"We take to the streets to be seen"
It was also striking to see the media’s involvement. It was difficult to distinguish some journalists from other protestors, but my instinct told me that the people with monstrous cameras and microphones were there to report. What I found was that many of those armed with gear would gravitate towards areas of friction, where the crowd is denser and the police more numerous. Like Narcissus, but drawn to my 'badassery' rather than my looks, the cameras and media coverage made my involvement in the protest feel important. We protest to fight for a cause, but deep down, we take to the streets to be seen.
When the clashes settled down, and the CRS police in their Ninja Turtle uniforms had broken up the main body of protestors, I decided to make my retreat. I suddenly felt intensely out of place, being told to move along. My role as an observer in the theatre of protest had ended. Sitting by the Canal St Martin, where many other protestors were buzzing about events of the day, discussing whether they thought the protest was a success whilst others were recounting their personal experiences, I tried to gather my thoughts.
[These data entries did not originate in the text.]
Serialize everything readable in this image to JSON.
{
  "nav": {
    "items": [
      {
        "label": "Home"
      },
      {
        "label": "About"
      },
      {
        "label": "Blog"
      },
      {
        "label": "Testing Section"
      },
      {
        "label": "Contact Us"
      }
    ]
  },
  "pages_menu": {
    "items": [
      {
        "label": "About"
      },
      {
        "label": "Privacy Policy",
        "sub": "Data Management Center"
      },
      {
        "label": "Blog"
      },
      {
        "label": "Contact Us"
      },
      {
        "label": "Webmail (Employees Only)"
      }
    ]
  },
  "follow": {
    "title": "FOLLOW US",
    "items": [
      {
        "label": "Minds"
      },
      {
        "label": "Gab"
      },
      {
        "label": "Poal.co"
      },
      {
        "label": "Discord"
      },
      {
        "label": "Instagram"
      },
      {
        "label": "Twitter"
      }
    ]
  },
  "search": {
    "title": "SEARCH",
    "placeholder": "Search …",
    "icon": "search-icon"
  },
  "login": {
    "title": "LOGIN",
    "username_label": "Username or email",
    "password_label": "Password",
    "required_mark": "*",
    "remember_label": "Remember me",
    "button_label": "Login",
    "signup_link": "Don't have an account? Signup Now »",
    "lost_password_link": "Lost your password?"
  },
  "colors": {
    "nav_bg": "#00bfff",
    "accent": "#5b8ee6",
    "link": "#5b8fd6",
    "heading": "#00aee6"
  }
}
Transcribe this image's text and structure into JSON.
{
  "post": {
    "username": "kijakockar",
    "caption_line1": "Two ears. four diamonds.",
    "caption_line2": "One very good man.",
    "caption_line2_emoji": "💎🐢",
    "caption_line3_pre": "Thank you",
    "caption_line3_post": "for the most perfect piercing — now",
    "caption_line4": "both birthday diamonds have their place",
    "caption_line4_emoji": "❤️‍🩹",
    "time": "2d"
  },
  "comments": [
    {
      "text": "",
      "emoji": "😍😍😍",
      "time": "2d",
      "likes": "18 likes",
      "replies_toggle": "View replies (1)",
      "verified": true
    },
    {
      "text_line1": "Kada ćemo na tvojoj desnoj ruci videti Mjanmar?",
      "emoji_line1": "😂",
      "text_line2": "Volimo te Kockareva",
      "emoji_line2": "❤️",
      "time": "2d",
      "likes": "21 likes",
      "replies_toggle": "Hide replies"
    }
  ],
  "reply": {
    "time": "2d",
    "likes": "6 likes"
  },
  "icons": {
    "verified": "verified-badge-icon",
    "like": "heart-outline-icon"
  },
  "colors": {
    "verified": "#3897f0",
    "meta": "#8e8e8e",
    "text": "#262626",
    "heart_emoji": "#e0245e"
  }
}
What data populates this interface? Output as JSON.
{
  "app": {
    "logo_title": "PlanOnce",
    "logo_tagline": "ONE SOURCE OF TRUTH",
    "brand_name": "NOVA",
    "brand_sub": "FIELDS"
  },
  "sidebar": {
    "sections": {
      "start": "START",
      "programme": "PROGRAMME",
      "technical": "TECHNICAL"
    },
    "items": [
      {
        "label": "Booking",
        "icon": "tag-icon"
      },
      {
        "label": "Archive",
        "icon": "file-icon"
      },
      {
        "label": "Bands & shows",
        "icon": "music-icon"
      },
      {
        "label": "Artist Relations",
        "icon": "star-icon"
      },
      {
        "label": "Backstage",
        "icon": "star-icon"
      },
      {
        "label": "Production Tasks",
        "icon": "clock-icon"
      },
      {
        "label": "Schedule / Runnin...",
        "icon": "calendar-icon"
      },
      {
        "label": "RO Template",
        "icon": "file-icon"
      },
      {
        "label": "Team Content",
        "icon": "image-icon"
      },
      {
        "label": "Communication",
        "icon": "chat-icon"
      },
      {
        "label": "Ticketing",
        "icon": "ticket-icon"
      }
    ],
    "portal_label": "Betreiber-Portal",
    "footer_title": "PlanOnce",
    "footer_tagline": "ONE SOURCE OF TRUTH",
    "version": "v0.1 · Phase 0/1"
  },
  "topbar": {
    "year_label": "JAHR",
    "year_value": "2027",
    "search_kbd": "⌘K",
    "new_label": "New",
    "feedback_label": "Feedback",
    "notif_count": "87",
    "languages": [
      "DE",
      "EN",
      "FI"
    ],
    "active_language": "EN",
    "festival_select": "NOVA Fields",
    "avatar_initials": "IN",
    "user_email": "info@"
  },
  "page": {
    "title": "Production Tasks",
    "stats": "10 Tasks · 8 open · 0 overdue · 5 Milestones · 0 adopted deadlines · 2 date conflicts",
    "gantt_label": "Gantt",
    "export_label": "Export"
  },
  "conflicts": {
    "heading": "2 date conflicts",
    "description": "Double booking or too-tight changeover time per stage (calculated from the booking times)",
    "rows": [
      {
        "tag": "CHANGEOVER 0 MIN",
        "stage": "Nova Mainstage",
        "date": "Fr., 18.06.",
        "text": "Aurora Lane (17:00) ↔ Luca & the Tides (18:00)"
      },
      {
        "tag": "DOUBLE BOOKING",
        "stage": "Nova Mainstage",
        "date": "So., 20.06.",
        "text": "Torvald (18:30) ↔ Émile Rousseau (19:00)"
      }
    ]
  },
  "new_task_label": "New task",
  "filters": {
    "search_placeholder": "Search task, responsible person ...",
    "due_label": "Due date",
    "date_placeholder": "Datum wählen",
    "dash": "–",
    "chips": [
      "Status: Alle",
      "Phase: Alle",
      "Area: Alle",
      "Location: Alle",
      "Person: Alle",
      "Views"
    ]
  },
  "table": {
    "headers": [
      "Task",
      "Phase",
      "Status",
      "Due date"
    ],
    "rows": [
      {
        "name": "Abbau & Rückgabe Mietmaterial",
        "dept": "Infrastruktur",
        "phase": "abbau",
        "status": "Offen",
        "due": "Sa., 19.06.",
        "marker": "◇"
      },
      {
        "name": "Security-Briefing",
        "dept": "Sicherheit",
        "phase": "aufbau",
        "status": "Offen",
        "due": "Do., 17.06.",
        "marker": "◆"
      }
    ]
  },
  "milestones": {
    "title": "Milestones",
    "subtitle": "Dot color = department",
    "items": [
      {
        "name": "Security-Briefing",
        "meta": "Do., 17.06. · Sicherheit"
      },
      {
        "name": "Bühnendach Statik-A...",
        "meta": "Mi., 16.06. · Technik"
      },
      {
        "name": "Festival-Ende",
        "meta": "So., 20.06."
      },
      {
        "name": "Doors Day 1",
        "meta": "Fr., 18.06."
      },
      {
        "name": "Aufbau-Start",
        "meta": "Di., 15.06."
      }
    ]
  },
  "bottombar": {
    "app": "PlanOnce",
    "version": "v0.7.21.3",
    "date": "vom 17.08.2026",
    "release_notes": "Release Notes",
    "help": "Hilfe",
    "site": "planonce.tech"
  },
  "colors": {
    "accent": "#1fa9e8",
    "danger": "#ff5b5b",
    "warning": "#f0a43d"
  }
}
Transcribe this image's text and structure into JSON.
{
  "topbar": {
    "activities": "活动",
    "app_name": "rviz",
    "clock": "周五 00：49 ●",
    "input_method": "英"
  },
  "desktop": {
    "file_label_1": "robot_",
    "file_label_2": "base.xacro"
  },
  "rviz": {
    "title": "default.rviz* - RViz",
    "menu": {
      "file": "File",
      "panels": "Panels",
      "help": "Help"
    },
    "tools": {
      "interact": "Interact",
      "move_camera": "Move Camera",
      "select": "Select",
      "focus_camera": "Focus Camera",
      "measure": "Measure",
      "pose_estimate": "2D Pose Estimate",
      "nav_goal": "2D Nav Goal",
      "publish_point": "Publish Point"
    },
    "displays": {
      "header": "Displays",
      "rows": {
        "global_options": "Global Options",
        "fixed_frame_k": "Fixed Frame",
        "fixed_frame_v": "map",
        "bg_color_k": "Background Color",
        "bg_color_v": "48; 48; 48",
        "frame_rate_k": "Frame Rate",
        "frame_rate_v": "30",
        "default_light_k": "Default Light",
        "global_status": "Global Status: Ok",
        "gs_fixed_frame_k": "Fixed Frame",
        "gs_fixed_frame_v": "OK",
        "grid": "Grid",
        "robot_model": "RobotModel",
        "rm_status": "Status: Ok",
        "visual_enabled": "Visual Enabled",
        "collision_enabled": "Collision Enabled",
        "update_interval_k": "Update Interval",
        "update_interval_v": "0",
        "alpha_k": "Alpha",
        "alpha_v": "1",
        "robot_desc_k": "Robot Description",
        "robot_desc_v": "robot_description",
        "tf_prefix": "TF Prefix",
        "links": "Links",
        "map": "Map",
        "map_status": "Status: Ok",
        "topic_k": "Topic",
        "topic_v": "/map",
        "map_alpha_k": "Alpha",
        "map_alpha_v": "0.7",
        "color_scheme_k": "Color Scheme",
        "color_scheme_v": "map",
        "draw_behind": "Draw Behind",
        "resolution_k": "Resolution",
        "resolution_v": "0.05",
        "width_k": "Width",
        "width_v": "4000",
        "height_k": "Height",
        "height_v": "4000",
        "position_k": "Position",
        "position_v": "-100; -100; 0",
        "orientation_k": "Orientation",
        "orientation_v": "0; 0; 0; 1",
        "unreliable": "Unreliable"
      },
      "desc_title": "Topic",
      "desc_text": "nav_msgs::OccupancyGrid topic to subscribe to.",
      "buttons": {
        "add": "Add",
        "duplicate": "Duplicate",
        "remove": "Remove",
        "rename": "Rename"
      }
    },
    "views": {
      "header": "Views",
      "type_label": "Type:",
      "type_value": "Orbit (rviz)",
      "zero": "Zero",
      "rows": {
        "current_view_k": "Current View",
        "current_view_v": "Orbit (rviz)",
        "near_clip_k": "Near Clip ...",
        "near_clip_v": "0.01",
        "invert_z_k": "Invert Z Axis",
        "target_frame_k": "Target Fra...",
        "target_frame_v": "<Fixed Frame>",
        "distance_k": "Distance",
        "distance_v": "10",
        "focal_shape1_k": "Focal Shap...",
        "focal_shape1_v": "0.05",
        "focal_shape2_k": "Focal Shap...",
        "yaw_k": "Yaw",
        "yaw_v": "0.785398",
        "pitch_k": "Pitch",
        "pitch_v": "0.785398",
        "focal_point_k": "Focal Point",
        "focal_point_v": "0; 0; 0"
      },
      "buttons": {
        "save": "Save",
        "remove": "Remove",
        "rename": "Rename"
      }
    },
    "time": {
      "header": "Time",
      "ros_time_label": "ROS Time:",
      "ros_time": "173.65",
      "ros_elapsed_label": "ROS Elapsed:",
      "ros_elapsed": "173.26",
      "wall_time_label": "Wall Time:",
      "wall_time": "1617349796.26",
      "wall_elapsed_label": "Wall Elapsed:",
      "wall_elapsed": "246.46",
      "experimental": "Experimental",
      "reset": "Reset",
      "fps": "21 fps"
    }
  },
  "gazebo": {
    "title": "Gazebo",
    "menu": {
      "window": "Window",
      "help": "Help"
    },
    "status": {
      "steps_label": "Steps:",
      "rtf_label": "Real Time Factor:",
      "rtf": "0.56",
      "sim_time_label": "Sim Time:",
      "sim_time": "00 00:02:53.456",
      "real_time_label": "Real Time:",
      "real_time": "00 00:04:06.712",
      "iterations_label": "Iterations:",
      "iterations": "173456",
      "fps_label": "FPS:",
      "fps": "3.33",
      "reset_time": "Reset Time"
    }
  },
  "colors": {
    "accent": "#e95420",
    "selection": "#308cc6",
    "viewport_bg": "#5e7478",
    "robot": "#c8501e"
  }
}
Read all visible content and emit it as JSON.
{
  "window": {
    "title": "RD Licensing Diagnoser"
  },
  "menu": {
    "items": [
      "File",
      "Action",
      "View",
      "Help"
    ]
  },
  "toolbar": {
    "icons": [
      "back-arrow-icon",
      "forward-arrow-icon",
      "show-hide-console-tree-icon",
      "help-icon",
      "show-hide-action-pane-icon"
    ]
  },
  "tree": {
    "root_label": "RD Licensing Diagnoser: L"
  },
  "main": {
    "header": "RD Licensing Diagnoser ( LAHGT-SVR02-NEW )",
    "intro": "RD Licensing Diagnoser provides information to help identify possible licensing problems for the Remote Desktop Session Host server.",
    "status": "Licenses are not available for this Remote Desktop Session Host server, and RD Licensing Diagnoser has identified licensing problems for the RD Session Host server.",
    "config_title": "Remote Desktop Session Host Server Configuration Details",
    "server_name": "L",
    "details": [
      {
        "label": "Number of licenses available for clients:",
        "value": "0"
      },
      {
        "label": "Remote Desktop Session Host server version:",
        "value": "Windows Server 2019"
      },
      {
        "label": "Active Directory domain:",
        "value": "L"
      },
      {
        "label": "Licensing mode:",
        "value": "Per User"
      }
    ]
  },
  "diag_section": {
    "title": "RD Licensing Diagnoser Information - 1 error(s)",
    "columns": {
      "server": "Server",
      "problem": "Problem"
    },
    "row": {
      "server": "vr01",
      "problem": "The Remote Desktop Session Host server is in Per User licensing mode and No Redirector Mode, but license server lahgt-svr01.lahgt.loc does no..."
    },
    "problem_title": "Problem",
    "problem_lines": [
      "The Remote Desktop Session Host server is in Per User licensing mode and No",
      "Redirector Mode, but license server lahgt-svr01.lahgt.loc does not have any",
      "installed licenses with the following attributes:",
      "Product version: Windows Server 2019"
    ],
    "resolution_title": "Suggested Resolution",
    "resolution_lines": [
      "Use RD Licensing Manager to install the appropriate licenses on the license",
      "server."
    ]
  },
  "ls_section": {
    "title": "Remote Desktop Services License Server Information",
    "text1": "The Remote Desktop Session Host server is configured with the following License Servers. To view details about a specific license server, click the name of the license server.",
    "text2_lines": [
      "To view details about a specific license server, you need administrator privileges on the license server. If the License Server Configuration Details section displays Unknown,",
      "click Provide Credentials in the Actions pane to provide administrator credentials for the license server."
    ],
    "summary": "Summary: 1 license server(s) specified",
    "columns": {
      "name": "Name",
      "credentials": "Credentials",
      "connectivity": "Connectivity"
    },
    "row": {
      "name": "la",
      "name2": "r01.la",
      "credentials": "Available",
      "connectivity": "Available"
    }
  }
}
The whole experience was a sensory overload. What we forget when seeing a protest from our screens is that we are only digesting the visual dimension. We don’t experience the smells, the noise of tear gas canisters exploding, the sensation of that smoke stinging your eyes, the effervescence of the people around us. The 15 September protest on the loi travail was my first real experience of a protest. It won’t be my last.